As an IP professional, do you eschew business development activities because you don't feel comfortable? After all, you are highly academically trained. You are trained to understand the technical, innovative and creative arts. You understand the legal complexities of this world. You are an expert in your field and provide top tier service and solutions to your clients.
Or maybe you just don't like having to make small talk with a room full of strangers. 👎 Or maybe, like so many others, you prefer to steer clear of public speaking. 😨 If this is the case, 𝒉𝒆𝒓𝒆'𝒔 𝒕𝒉𝒆 𝒕𝒉𝒊𝒏𝒈. Many times throughout your career, you already will have pushed the boundaries of your comfort zone. 💣💥🕳️ For example, maybe you switched careers. I have met very few people who got an advanced education with IP in mind as the end game. I was a design engineer once upon a time and transitioned to IP purely out of happenstance. It was a big change which entailed a move not only to a new employer, but also across the country. Talk about stretching that comfort zone! I know people who were researchers that are now patent professionals. I know others who were account managers that now are responsible for global trademark portfolios. Did you pivot from the world of design, research or academia to IP? How did you manage your sense of comfort during the switch?
The IP associate and the limiting power of your comfort zone
The boundary of your comfort zone would have expanded as you learned and trained over time. As you gain more knowledge and experience, your confidence likewise grows, thus enlarging you comfort zone. Handling more complex cases, taking on more responsibility and growing within your role as an IP professional all inherently challenge your sense of comfort. Eventually you complete more and more tasks independently. But is any work product truly ever perfect in your eyes? Two patent applications drafted by different professionals for the same innovation will read completely differently. A re-read of your own work will invariably lead to some changes (possibly to the chagrin of your paralegal!). And further yet, what about the first time you sign off on your own work? It was some time ago, but I still remember the first time I signed PO papers. I was looking at something I would have been 100% confident asking a senior member to sign, but the hesitancy to sign myself was strong - I will reaching beyond my comfort zone.
The funny thing about the boundary of your comfort zone is that the more you stretch it, the larger your actual comfort zone becomes. Any stretch of the boundary is temporary because, in time, it simply adjusts to a new shape.
Whatever the reason is and wherever your comfort level boundary falls, you have stretched beyond your comfort level before to get to where you are.

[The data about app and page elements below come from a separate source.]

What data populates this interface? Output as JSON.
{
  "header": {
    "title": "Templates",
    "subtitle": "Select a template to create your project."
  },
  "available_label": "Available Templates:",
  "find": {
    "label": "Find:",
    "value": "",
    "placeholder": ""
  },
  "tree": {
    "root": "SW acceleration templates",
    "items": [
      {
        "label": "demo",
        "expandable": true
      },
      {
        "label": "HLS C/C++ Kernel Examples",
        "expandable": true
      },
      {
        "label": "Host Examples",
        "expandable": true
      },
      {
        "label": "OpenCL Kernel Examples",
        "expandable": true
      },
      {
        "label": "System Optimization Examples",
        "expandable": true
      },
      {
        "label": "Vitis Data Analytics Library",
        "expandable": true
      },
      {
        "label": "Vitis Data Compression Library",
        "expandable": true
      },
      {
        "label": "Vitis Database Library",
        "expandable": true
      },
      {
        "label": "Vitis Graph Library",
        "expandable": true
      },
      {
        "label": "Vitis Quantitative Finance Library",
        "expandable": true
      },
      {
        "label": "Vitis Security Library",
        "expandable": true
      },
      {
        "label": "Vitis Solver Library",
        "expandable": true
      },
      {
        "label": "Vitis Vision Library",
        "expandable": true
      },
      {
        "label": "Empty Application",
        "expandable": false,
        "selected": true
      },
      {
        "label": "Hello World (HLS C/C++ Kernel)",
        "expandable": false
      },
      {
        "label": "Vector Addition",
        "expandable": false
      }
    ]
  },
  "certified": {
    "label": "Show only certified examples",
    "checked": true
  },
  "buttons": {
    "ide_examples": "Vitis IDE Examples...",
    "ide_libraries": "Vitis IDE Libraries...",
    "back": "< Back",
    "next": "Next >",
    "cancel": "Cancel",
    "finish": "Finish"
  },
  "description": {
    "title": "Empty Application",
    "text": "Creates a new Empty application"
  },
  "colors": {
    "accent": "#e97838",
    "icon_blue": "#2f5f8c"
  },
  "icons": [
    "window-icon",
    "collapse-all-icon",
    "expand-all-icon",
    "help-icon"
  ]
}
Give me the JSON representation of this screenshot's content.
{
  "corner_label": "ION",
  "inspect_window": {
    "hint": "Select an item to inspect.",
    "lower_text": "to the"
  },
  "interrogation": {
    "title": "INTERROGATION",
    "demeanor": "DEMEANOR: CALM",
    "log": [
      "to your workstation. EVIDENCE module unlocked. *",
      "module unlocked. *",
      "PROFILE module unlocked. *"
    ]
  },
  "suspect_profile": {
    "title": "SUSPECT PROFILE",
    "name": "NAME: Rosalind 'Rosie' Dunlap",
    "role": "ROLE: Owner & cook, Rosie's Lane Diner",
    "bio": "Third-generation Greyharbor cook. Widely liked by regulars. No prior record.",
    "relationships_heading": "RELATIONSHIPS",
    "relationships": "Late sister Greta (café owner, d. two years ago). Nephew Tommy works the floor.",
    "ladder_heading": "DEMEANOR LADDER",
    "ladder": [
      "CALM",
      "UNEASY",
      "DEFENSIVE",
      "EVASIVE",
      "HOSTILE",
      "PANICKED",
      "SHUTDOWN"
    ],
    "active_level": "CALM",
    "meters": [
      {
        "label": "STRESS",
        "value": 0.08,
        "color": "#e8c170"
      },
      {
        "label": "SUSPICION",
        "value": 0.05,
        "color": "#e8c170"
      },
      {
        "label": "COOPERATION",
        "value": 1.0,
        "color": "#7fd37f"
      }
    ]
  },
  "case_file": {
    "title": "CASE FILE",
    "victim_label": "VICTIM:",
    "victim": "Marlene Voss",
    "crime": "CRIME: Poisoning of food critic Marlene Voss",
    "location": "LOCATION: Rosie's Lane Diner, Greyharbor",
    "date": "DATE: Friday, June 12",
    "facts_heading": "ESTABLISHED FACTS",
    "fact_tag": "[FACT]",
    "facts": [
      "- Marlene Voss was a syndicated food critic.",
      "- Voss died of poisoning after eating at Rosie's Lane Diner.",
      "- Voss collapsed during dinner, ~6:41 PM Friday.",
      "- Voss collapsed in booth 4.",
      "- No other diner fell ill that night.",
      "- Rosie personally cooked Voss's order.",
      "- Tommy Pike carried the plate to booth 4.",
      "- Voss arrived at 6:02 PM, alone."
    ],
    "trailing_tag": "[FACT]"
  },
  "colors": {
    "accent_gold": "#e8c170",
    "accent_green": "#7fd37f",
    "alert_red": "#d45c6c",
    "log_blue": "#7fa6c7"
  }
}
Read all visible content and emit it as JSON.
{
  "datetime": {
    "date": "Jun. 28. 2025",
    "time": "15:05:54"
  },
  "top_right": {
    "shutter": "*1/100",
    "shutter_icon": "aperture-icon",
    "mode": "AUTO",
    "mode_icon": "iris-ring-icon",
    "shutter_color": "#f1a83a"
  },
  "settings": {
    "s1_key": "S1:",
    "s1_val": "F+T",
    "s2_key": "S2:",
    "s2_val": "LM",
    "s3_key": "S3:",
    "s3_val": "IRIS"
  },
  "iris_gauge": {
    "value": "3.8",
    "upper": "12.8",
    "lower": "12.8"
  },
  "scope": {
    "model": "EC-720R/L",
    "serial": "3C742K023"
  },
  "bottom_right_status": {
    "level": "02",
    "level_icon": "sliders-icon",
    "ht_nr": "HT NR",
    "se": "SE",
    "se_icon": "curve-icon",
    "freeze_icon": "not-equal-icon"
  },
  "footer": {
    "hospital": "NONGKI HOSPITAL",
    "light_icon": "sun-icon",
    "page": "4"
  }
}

So why stop now?
What can you do to challenge your comfort zone?
What about speaking up next time you know you have something to say but are holding back because of imposter syndrome or fear of being wrong? What about considering how you can build autonomy in your practice and build your client base? Don't like public speaking? What about moderating a webinar or hosting a round table instead? Does networking bring back memories of "stranger danger" lessons? Consider a smaller event or a virtual event you can attend from the familiarity of your own space.
You can even “buddy up” with a colleague from a complimentary practice if that will help you push the limits. If you are a patent professional, team up with a trademark colleague. This will not only help provide support for you, but it can also help present a more complete offering of IP services to potential clients.
Business development has changed. There is so much opportunity to get creative and get active in ways that honor your preferences while safely stretching your comfort zone.
Overcoming the fear and hesitancy that may be limiting your business development efforts can help you be more present, more active and more vocal which in turn increases your visibility and access to your desired audience of potential targets.